▸ REQUIRED WORK
Using the string "title" as the key, pull each matching line out of the records below.

---------- GIVEN ENTRIES ----------

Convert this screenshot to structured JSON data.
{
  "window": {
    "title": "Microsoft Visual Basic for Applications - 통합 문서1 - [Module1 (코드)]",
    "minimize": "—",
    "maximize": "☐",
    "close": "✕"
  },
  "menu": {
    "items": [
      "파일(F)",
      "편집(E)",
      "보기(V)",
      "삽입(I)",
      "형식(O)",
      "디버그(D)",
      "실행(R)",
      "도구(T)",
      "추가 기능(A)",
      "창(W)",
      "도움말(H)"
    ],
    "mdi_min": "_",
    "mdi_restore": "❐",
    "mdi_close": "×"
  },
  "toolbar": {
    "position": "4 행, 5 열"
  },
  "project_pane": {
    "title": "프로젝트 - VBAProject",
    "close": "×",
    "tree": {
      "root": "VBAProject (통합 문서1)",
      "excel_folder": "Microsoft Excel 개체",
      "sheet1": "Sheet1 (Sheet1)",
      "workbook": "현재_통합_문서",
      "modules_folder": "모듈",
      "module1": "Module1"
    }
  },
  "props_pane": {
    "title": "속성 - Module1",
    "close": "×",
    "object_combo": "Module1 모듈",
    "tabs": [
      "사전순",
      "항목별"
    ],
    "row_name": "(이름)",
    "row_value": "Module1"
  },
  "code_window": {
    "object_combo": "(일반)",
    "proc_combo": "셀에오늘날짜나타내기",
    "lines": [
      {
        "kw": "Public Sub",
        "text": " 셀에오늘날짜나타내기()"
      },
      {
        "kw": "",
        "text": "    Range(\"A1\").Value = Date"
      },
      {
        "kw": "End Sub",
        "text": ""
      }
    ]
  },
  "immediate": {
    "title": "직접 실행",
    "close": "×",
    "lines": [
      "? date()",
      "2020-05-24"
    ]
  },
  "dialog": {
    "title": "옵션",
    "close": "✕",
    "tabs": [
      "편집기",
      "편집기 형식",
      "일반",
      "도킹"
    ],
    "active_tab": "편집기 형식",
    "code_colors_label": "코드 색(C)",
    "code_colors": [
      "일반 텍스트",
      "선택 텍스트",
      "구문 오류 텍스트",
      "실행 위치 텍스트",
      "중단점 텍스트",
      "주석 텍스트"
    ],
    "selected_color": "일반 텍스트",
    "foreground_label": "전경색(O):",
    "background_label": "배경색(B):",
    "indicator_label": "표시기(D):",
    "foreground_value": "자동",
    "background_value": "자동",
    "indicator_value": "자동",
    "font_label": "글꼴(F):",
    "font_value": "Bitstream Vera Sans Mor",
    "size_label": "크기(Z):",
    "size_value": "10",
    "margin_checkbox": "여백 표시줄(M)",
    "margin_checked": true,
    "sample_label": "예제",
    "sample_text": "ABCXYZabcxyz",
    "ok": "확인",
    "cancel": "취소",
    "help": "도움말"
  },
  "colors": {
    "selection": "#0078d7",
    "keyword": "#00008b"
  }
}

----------

▸ PROBLEM SOLUTION
    "title": "Microsoft Visual Basic for Applications - 통합 문서1 - [Module1 (코드)]",
    "title": "프로젝트 - VBAProject",
    "title": "속성 - Module1",
    "title": "직접 실행",
    "title": "옵션",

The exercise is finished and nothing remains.